A study from the University of Bergen (UiB) in Norway concludes that people who have suffered from cardiovascular disease, and have a normal intake of vitamin D, can reduce their risk of morality as a consequence of the disease by 30 per cent.
"We discovered that the right amount of vitamin D reduces the risk of death substantially. However, too much or too little increase the risk," says Professor Jutta Dierkes at the Department of Clinical Medicine, UiB, which lead the study.
The study followed as many as 4 000 patients with cardiovascular diseases from year 2000, for a period of 12 years. The average age of the participants was 62 years old at the start of the study.
The study showed that it is favourable to have blood values around 42 to 100 nmol/l. If you have higher or lower values, you are at greater risk of dying from cardiovascular disease.
According to Dierkes, it is difficult to give general a recommendation of how much vitamin D supplementation one should take.
"The optimal amount of vitamin D-supplement varies from one person to another. It depends where you live, and what kind of diet you have," Dierkes points out.
For example, the Nordic countries recommend an intake of 10 microgram per day from all vitamin D-sources, USA recommends 15 micrograms and Germany 20.
"Even if Norwegians receive less sun then the Germans, the Norwegians have more fish in their diet. Fish and cod liver oil are important sources to vitamin D during the winter, in addition to physical activities outdoors during the summer," Dierkes explains.
Should measure levels
Dierkes advices all who have experienced cardiovascular diseases to measure their levels of vitamin D, so that these can be better regulated, and the need for supplements assessed. This can usually be done by your local doctor.
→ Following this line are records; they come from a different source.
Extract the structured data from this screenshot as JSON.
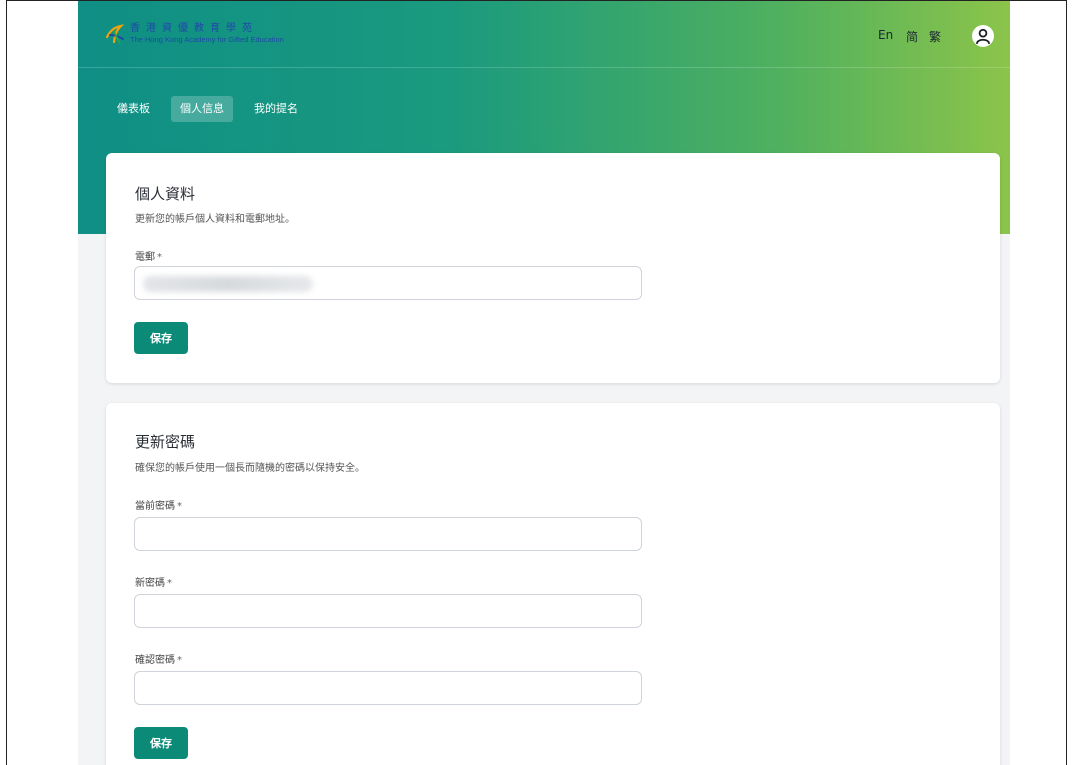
{
  "header": {
    "logo_cn": "香港資優教育學苑",
    "logo_en": "The Hong Kong Academy for Gifted Education",
    "lang_en": "En",
    "lang_sc": "简",
    "lang_tc": "繁"
  },
  "nav": {
    "tabs": [
      {
        "label": "儀表板"
      },
      {
        "label": "個人信息"
      },
      {
        "label": "我的提名"
      }
    ],
    "active": 1
  },
  "profile": {
    "title": "個人資料",
    "subtitle": "更新您的帳戶個人資料和電郵地址。",
    "email_label": "電郵",
    "email_value": "",
    "save_label": "保存"
  },
  "password": {
    "title": "更新密碼",
    "subtitle": "確保您的帳戶使用一個長而隨機的密碼以保持安全。",
    "current_label": "當前密碼",
    "new_label": "新密碼",
    "confirm_label": "確認密碼",
    "save_label": "保存"
  },
  "required_mark": "*",
  "colors": {
    "gradient_start": "#0f8f85",
    "gradient_end": "#8cc44a",
    "button": "#0b8a78",
    "logo": "#1f4aa8"
  },
  "icons": {
    "logo": "hkage-logo-icon",
    "avatar": "user-icon"
  }
}
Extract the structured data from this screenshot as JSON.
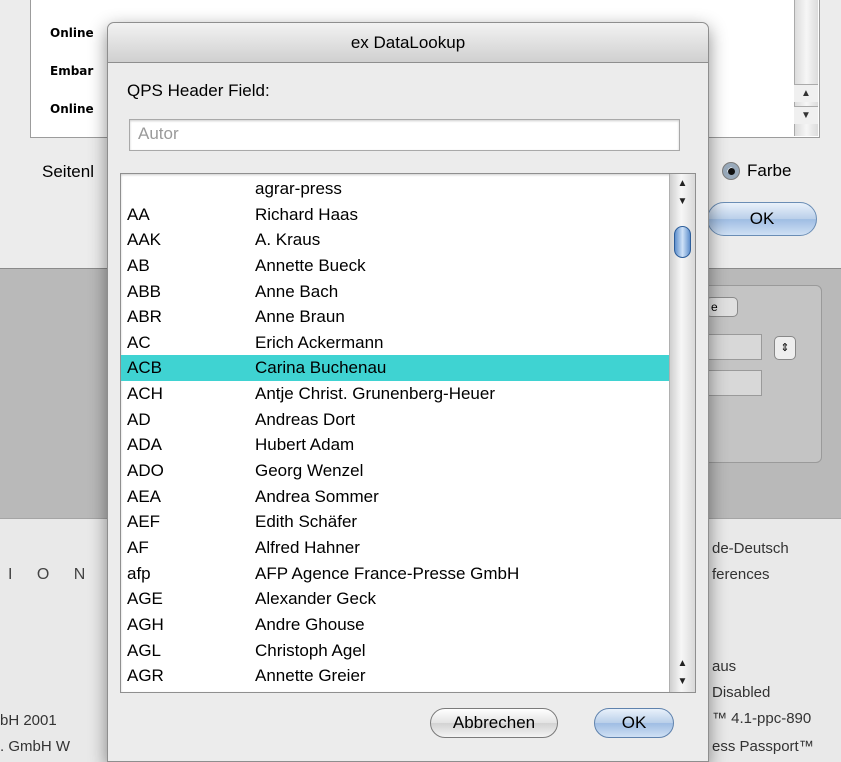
{
  "background": {
    "list_items": [
      "Online",
      "Embar",
      "Online"
    ],
    "seiten_label": "Seitenl",
    "farbe_label": "Farbe",
    "ok_label": "OK",
    "gray_button_label": "e",
    "left_texts": [
      "I O N S",
      "bH 2001",
      ". GmbH W"
    ],
    "right_texts": [
      "de-Deutsch",
      "ferences",
      "aus",
      "Disabled",
      "™ 4.1-ppc-890",
      "ess Passport™"
    ]
  },
  "dialog": {
    "title": "ex DataLookup",
    "field_label": "QPS Header Field:",
    "search_value": "Autor",
    "selected_index": 7,
    "rows": [
      {
        "code": "",
        "name": "agrar-press"
      },
      {
        "code": "AA",
        "name": "Richard Haas"
      },
      {
        "code": "AAK",
        "name": "A. Kraus"
      },
      {
        "code": "AB",
        "name": "Annette Bueck"
      },
      {
        "code": "ABB",
        "name": "Anne Bach"
      },
      {
        "code": "ABR",
        "name": "Anne Braun"
      },
      {
        "code": "AC",
        "name": "Erich Ackermann"
      },
      {
        "code": "ACB",
        "name": "Carina Buchenau"
      },
      {
        "code": "ACH",
        "name": "Antje Christ. Grunenberg-Heuer"
      },
      {
        "code": "AD",
        "name": "Andreas Dort"
      },
      {
        "code": "ADA",
        "name": "Hubert Adam"
      },
      {
        "code": "ADO",
        "name": "Georg Wenzel"
      },
      {
        "code": "AEA",
        "name": "Andrea Sommer"
      },
      {
        "code": "AEF",
        "name": "Edith Schäfer"
      },
      {
        "code": "AF",
        "name": "Alfred Hahner"
      },
      {
        "code": "afp",
        "name": "AFP Agence France-Presse GmbH"
      },
      {
        "code": "AGE",
        "name": "Alexander Geck"
      },
      {
        "code": "AGH",
        "name": "Andre Ghouse"
      },
      {
        "code": "AGL",
        "name": "Christoph Agel"
      },
      {
        "code": "AGR",
        "name": "Annette Greier"
      }
    ],
    "cancel_label": "Abbrechen",
    "ok_label": "OK"
  },
  "colors": {
    "selection": "#3fd3d2",
    "default_button": "#9fbde3"
  },
  "icons": [
    "scroll-up-arrow-icon",
    "scroll-down-arrow-icon",
    "radio-selected-icon",
    "stepper-icon"
  ]
}
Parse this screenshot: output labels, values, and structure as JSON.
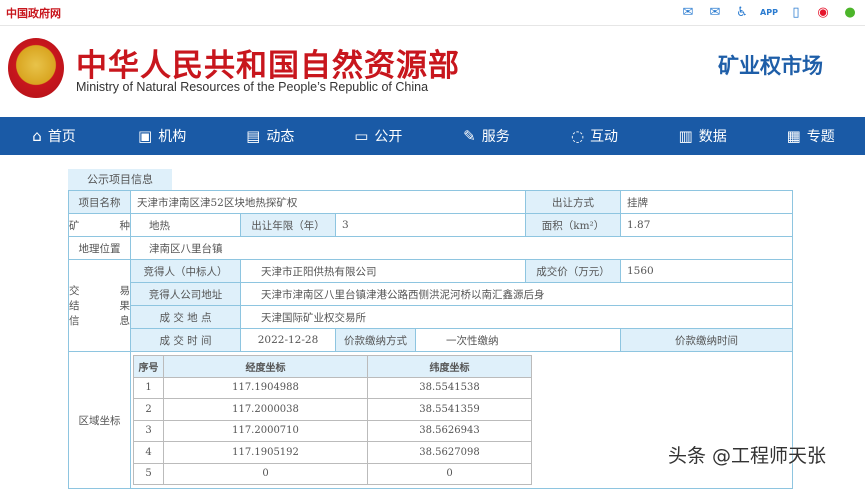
{
  "topbar": {
    "gov_link": "中国政府网",
    "icons": [
      "mail-icon",
      "mail-send-icon",
      "accessibility-icon",
      "app-icon",
      "mobile-icon",
      "weibo-icon",
      "wechat-icon"
    ]
  },
  "header": {
    "title": "中华人民共和国自然资源部",
    "subtitle": "Ministry of Natural Resources of the People’s Republic of China",
    "market": "矿业权市场"
  },
  "nav": [
    {
      "icon": "home-icon",
      "g": "⌂",
      "label": "首页"
    },
    {
      "icon": "org-icon",
      "g": "▣",
      "label": "机构"
    },
    {
      "icon": "news-icon",
      "g": "▤",
      "label": "动态"
    },
    {
      "icon": "public-icon",
      "g": "▭",
      "label": "公开"
    },
    {
      "icon": "service-icon",
      "g": "✎",
      "label": "服务"
    },
    {
      "icon": "chat-icon",
      "g": "◌",
      "label": "互动"
    },
    {
      "icon": "data-icon",
      "g": "▥",
      "label": "数据"
    },
    {
      "icon": "topic-icon",
      "g": "▦",
      "label": "专题"
    }
  ],
  "tab": "公示项目信息",
  "info": {
    "project_name_label": "项目名称",
    "project_name": "天津市津南区津52区块地热探矿权",
    "transfer_method_label": "出让方式",
    "transfer_method": "挂牌",
    "mineral_label_a": "矿",
    "mineral_label_b": "种",
    "mineral": "地热",
    "term_label": "出让年限（年）",
    "term": "3",
    "area_label": "面积（km²）",
    "area": "1.87",
    "location_label": "地理位置",
    "location": "津南区八里台镇",
    "trade_label": [
      "交",
      "易",
      "结",
      "果",
      "信",
      "息"
    ],
    "winner_label": "竞得人（中标人）",
    "winner": "天津市正阳供热有限公司",
    "price_label": "成交价（万元）",
    "price": "1560",
    "winner_addr_label": "竞得人公司地址",
    "winner_addr": "天津市津南区八里台镇津港公路西侧洪泥河桥以南汇鑫源后身",
    "deal_place_label": "成 交 地 点",
    "deal_place": "天津国际矿业权交易所",
    "deal_time_label": "成 交 时 间",
    "deal_time": "2022-12-28",
    "pay_method_label": "价款缴纳方式",
    "pay_method": "一次性缴纳",
    "pay_time_label": "价款缴纳时间",
    "pay_time": "",
    "coords_label": "区域坐标"
  },
  "coords": {
    "headers": [
      "序号",
      "经度坐标",
      "纬度坐标"
    ],
    "rows": [
      [
        "1",
        "117.1904988",
        "38.5541538"
      ],
      [
        "2",
        "117.2000038",
        "38.5541359"
      ],
      [
        "3",
        "117.2000710",
        "38.5626943"
      ],
      [
        "4",
        "117.1905192",
        "38.5627098"
      ],
      [
        "5",
        "0",
        "0"
      ]
    ]
  },
  "watermark": "头条 @工程师天张"
}
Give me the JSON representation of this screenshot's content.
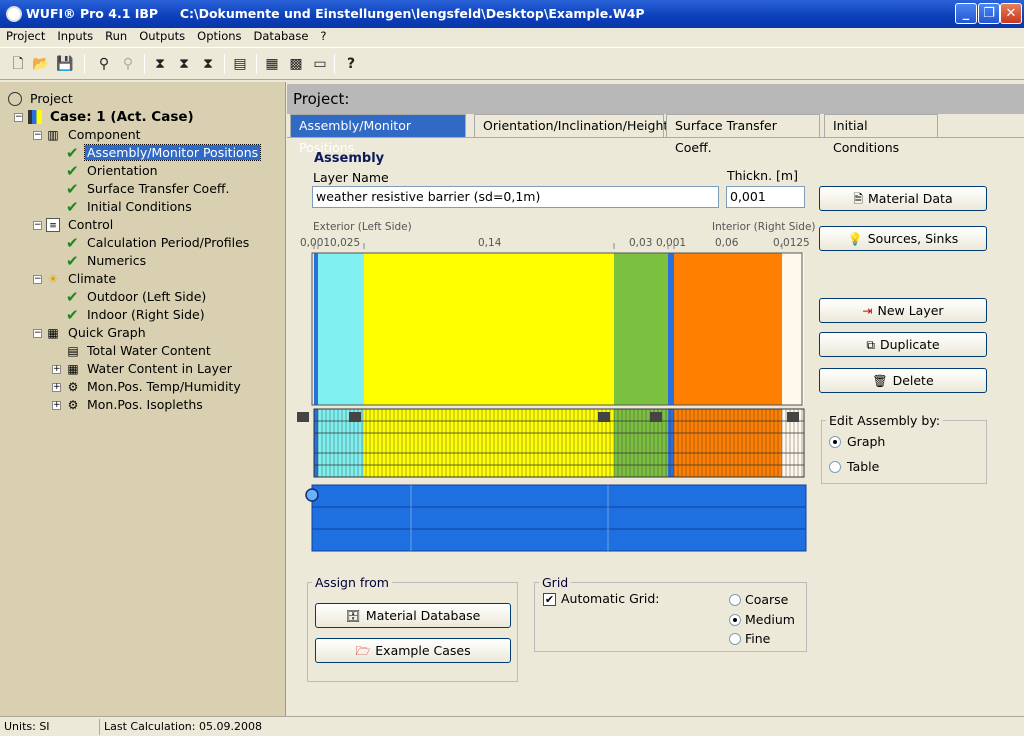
{
  "window": {
    "app_name": "WUFI® Pro 4.1 IBP",
    "file_path": "C:\\Dokumente und Einstellungen\\lengsfeld\\Desktop\\Example.W4P",
    "minimize": "_",
    "maximize": "❐",
    "close": "✕"
  },
  "menu": [
    "Project",
    "Inputs",
    "Run",
    "Outputs",
    "Options",
    "Database",
    "?"
  ],
  "toolbar": {
    "icons": [
      "new-file-icon",
      "open-folder-icon",
      "save-icon",
      "tree-icon",
      "tree-disabled-icon",
      "hourglass-icon",
      "hourglass-multi-icon",
      "hourglass-screen-icon",
      "window-icon",
      "grid-icon",
      "chart-grid-icon",
      "screen-icon",
      "help-icon"
    ],
    "help_label": "?"
  },
  "tree": {
    "project": "Project",
    "case": "Case: 1  (Act. Case)",
    "component": "Component",
    "assembly": "Assembly/Monitor Positions",
    "orientation": "Orientation",
    "surface": "Surface Transfer Coeff.",
    "initial": "Initial Conditions",
    "control": "Control",
    "calc_period": "Calculation Period/Profiles",
    "numerics": "Numerics",
    "climate": "Climate",
    "outdoor": "Outdoor (Left Side)",
    "indoor": "Indoor (Right Side)",
    "quick_graph": "Quick Graph",
    "total_water": "Total Water Content",
    "water_layer": "Water Content in Layer",
    "monpos_temp": "Mon.Pos. Temp/Humidity",
    "monpos_iso": "Mon.Pos. Isopleths"
  },
  "project_header": "Project:",
  "tabs": [
    "Assembly/Monitor Positions",
    "Orientation/Inclination/Height",
    "Surface Transfer Coeff.",
    "Initial Conditions"
  ],
  "assembly": {
    "heading": "Assembly",
    "layer_name_label": "Layer Name",
    "layer_name_value": "weather resistive barrier (sd=0,1m)",
    "thickness_label": "Thickn. [m]",
    "thickness_value": "0,001",
    "exterior_label": "Exterior (Left Side)",
    "interior_label": "Interior (Right Side)",
    "dims": [
      "0,0010,025",
      "0,14",
      "0,03",
      "0,001",
      "0,06",
      "0,0125"
    ]
  },
  "layers": [
    {
      "color": "#2a6fdb",
      "thickness": 0.001
    },
    {
      "color": "#80f0f0",
      "thickness": 0.025
    },
    {
      "color": "#ffff00",
      "thickness": 0.14
    },
    {
      "color": "#7cc040",
      "thickness": 0.03
    },
    {
      "color": "#2a6fdb",
      "thickness": 0.001
    },
    {
      "color": "#ff8000",
      "thickness": 0.06
    },
    {
      "color": "#fff8ec",
      "thickness": 0.0125
    }
  ],
  "buttons": {
    "material_data": "Material Data",
    "sources_sinks": "Sources, Sinks",
    "new_layer": "New Layer",
    "duplicate": "Duplicate",
    "delete": "Delete",
    "material_database": "Material Database",
    "example_cases": "Example Cases"
  },
  "edit_by": {
    "title": "Edit Assembly by:",
    "options": [
      "Graph",
      "Table"
    ],
    "selected": "Graph"
  },
  "assign_from": {
    "title": "Assign from"
  },
  "grid": {
    "title": "Grid",
    "automatic_label": "Automatic Grid:",
    "automatic_checked": true,
    "options": [
      "Coarse",
      "Medium",
      "Fine"
    ],
    "selected": "Medium"
  },
  "status": {
    "units": "Units: SI",
    "last_calc": "Last Calculation: 05.09.2008"
  }
}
"It is, however, important to take in account that the levels vary seasonally A measurement in September will not show the same results as in January, in the Nordic countries."
"The levels in January or February are often lower because of the lack of sunlight, which induces the skin form to vitamin D," says Jutta Dierkes.
The Journal of Clinical Endocrinology & Metabolism